"There's so many big and pressing issues that we should be talking about, to be running around talking about being nice to everybody, it's a waste of time and it's silly," Mr. Slayton said.
He adds that the issue is typically Canadian: "I don't think most Americans, particularly lawyers, worry too much about how nice they should be."
Alice Woolley, an assistant law professor at the University of Calgary, says lawyers are sometimes required by the ethics of their profession to be anything but nice: They must often ask tough questions, accuse witnesses of lying, or even argue for the acquittal of the guilty.
She says she has no problem with informally encouraging lawyers to be more civil.
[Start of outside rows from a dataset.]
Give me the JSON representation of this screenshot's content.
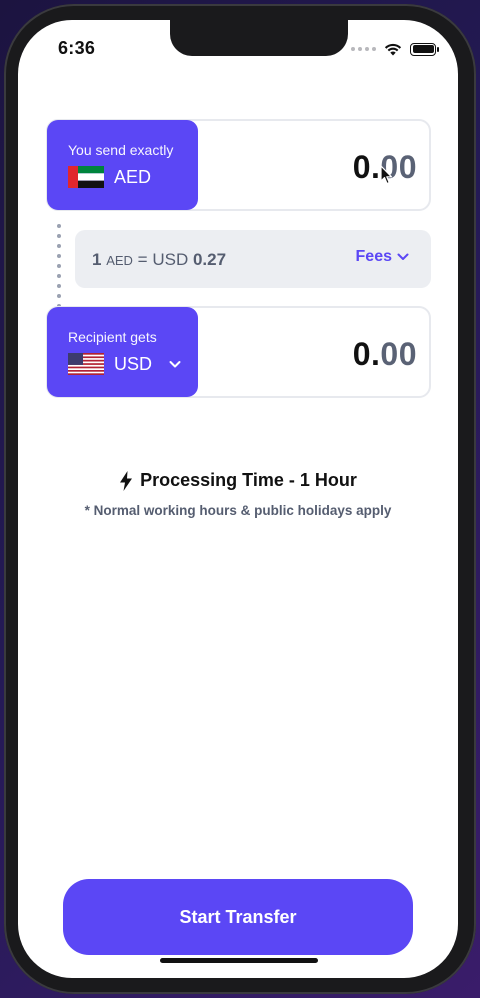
{
  "status_bar": {
    "time": "6:36"
  },
  "send": {
    "label": "You send exactly",
    "currency": "AED",
    "flag_icon": "uae-flag-icon",
    "amount_int": "0.",
    "amount_dec": "00"
  },
  "rate": {
    "base_amount": "1",
    "base_currency": "AED",
    "equals": "= USD",
    "quote": "0.27",
    "fees_label": "Fees"
  },
  "receive": {
    "label": "Recipient gets",
    "currency": "USD",
    "flag_icon": "us-flag-icon",
    "amount_int": "0.",
    "amount_dec": "00"
  },
  "processing": {
    "title": "Processing Time - 1 Hour",
    "note": "* Normal working hours & public holidays apply"
  },
  "cta": {
    "label": "Start Transfer"
  },
  "colors": {
    "accent": "#5b47f5",
    "muted_text": "#555d70",
    "rate_bg": "#eceef2"
  }
}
But launching discipline hearings any time lawyers get heated is "potentially dangerous" for the profession, she argues.
She cited the civility crackdown's most prominent victim: Joseph Groia, the Bay Street lawyer facing misconduct allegations for "abusive" behaviour toward Ontario Securities Commission lawyers while successfully defending Bre-X Minerals Ltd. executive John Felderhof from insider trading charges.
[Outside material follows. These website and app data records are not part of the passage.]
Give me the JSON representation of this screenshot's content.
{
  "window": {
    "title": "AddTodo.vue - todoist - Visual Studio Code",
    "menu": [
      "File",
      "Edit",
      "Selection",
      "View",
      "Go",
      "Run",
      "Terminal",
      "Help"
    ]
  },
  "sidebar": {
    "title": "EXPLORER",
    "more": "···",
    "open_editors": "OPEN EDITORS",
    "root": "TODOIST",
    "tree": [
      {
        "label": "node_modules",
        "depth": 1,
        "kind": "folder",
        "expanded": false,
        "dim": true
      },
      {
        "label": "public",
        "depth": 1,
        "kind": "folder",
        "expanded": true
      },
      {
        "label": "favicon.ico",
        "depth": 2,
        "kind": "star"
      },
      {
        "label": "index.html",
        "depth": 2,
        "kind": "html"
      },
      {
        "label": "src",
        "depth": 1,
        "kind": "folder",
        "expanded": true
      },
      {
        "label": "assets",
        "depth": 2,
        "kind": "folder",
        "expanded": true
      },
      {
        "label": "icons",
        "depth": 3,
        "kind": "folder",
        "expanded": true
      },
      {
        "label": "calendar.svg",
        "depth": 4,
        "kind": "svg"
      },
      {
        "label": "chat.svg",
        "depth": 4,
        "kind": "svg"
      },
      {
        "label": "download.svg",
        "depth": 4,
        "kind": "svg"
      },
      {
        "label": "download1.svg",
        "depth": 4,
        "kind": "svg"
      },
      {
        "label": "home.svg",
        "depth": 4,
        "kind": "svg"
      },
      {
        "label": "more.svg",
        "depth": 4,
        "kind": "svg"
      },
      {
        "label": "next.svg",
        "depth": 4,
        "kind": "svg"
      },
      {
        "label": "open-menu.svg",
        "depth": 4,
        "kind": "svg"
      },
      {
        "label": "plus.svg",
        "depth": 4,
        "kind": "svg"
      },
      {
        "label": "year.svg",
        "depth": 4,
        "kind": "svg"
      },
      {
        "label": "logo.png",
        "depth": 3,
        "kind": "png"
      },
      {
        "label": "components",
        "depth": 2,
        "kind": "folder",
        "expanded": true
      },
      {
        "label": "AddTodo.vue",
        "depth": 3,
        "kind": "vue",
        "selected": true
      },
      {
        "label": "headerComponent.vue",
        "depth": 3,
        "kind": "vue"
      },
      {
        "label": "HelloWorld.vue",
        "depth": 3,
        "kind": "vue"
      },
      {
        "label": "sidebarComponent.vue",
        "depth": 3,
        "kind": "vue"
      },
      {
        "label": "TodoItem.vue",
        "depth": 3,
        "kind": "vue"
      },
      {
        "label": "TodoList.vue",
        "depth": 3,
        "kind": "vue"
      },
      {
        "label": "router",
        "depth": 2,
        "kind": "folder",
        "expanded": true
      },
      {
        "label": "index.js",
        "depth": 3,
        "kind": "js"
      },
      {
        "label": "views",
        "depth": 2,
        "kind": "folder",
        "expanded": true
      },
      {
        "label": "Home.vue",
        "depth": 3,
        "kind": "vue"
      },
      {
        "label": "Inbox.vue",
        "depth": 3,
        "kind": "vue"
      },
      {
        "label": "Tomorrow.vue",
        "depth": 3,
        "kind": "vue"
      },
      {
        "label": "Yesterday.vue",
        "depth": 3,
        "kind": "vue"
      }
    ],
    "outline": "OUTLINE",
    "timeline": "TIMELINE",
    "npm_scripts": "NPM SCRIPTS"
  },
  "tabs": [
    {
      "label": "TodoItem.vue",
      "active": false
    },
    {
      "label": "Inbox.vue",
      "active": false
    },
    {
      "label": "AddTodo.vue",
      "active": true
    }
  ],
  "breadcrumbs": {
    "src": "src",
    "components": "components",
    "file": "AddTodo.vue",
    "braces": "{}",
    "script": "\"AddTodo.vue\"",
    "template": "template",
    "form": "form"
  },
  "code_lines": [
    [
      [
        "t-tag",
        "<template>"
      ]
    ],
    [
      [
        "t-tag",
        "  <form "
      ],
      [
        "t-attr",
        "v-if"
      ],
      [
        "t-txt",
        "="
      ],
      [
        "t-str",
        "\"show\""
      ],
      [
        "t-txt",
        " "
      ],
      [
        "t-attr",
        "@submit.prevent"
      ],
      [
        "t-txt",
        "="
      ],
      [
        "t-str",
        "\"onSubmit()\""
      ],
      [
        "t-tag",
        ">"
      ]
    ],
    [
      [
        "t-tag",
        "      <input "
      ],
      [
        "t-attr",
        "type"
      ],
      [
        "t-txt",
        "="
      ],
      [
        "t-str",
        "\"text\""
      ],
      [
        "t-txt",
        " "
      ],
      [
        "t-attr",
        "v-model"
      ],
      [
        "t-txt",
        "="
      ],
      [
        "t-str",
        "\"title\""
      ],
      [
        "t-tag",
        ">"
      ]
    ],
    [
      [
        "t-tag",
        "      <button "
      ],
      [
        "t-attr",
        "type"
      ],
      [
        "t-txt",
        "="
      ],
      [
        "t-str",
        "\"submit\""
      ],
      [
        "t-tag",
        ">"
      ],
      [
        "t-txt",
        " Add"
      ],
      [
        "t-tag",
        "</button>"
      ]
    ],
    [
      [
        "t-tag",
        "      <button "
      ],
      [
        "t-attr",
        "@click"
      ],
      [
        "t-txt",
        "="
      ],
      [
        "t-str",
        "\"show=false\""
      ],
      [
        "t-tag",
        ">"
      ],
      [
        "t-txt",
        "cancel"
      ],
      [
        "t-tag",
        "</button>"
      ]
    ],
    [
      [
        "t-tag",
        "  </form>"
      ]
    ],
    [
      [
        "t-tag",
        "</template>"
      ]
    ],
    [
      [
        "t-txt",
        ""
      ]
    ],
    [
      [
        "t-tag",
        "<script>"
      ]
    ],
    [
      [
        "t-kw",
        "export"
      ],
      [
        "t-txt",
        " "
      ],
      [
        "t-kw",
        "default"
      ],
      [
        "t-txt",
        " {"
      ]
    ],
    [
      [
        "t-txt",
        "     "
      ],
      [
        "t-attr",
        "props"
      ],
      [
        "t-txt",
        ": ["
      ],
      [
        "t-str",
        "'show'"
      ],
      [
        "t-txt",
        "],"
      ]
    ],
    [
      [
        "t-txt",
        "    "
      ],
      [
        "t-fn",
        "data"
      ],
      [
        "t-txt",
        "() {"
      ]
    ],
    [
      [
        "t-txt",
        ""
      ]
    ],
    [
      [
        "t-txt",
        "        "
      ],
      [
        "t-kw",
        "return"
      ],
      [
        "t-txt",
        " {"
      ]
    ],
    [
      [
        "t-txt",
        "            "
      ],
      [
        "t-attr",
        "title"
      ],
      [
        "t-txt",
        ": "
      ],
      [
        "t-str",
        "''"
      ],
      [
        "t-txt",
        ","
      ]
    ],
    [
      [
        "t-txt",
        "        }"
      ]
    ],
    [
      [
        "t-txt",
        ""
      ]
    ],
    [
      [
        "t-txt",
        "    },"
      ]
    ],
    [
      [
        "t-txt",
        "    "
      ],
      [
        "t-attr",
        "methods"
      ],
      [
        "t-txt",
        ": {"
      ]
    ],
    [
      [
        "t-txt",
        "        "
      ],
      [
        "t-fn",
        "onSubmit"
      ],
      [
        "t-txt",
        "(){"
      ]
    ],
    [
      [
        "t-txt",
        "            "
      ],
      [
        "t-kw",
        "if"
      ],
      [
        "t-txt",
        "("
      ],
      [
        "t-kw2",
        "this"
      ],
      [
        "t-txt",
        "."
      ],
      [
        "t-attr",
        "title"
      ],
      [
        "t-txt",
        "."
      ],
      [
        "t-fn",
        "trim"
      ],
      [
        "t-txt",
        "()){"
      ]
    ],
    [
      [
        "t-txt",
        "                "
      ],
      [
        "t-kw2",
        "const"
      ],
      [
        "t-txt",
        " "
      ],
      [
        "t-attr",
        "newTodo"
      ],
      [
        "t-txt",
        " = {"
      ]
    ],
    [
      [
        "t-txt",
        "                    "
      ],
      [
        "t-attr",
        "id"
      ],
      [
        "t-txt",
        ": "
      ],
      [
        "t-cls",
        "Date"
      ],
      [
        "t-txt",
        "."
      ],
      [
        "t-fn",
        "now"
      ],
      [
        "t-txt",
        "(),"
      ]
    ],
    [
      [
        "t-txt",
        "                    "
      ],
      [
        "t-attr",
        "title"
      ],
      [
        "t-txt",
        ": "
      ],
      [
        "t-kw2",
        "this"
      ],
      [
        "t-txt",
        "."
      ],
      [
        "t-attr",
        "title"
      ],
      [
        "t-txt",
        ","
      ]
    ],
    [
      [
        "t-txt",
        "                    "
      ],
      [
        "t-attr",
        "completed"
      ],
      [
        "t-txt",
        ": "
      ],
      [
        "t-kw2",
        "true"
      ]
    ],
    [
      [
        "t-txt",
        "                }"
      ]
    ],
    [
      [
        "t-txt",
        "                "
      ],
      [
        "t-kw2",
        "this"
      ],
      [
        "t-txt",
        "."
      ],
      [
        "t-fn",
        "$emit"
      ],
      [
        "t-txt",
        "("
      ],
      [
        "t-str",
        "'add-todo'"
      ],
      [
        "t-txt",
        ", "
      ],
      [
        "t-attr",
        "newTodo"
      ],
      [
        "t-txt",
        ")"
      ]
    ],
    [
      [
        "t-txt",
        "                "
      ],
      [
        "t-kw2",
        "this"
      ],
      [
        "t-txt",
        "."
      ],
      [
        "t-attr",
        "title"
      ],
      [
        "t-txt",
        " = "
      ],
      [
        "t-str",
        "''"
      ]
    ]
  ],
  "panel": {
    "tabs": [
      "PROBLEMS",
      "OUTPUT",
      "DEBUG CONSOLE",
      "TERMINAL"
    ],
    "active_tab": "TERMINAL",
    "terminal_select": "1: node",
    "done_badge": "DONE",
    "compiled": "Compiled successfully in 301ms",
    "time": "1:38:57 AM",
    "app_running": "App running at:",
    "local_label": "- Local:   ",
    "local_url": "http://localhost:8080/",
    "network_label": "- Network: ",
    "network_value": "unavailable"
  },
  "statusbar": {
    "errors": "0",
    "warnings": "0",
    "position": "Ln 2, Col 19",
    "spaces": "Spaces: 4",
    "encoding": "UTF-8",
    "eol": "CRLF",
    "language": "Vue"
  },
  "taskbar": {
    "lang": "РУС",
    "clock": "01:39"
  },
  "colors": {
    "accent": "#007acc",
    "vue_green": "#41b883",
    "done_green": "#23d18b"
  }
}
"There's a really big difference between the Law Society teaching people about effective advocacy, which often to my mind involves being more civil, and going after Joe Groia, who successfully represented a guy that the court of public opinion had convicted years ago," Ms. Woolley said.
Mr. Groia, who has hired prominent litigator Earl Cherniak - one of Conrad Black's lawyers - to defend him against the allegations, says the civility initiative will put a "chill" on defence lawyers, possibly muting their attacks on the prosecution.
He warned this could mean more wrongful convictions, raising the example of disgraced pathologist Charles Smith, blamed for a string of false diagnoses that led to a string of erroneous child murder charges and convictions.
"If I had stood up and said 'Dr. Smith, you're a liar. I don't believe a word you're saying. I believe this is all voodoo science,' I'm now being told by the Law Society, 'Mr. Groia, you'd better find some nice way of doing that, and not be fearless,'" Mr. Groia said.
Mr. Groia agrees that lawyers who are uncivil outside the courtroom deserve some sort of sanction. But inside the courtroom, he said, judges are supposed to maintain order, and the Law Society shouldn't be second-guessing them: "I don't believe that lawyers in court should be using the F-bomb … but I also don't believe that there's any role for the Law Society to play second-guessing how defence lawyers stand up to the powers of the state on behalf of their client."
In an interview, the Law Society's treasurer would not comment on Mr. Groia's case. But on the broader issue, he is unapologetic. He says complaints about civility to the Law Society have spiked in recent years. And the issue was singled out as a growing problem by prominent Ontario judges in two recent landmark reports on reforming the justice system.
Lawyers can still go to the wall for clients, he argues, but they can do it without losing their cool.
"You are going to ask some tough questions. Sometimes you are going to get in people's faces," Mr. Millar said. "But you do it professionally. You can do it civilly. That's all we're saying."
Some at his recent civility forums suggested that lawyers may be learning their bad behaviour from American TV courtroom dramas. Mr. Millar agrees. But he adds that particularly for criminal lawyers, legal aid cutbacks have reduced the number of junior lawyers or students who get to observe a senior lawyer in court, and learn first-hand how to act.
Asked whether the lawyers depicted on the long-running and recently cancelled Law & Order set a bad example, Mr. Millar acknowledged that he doesn't watch much television these days: "I watched Perry Mason when I was young. He was very civil. He would be a good role model for young lawyers. It's the other ones who are not."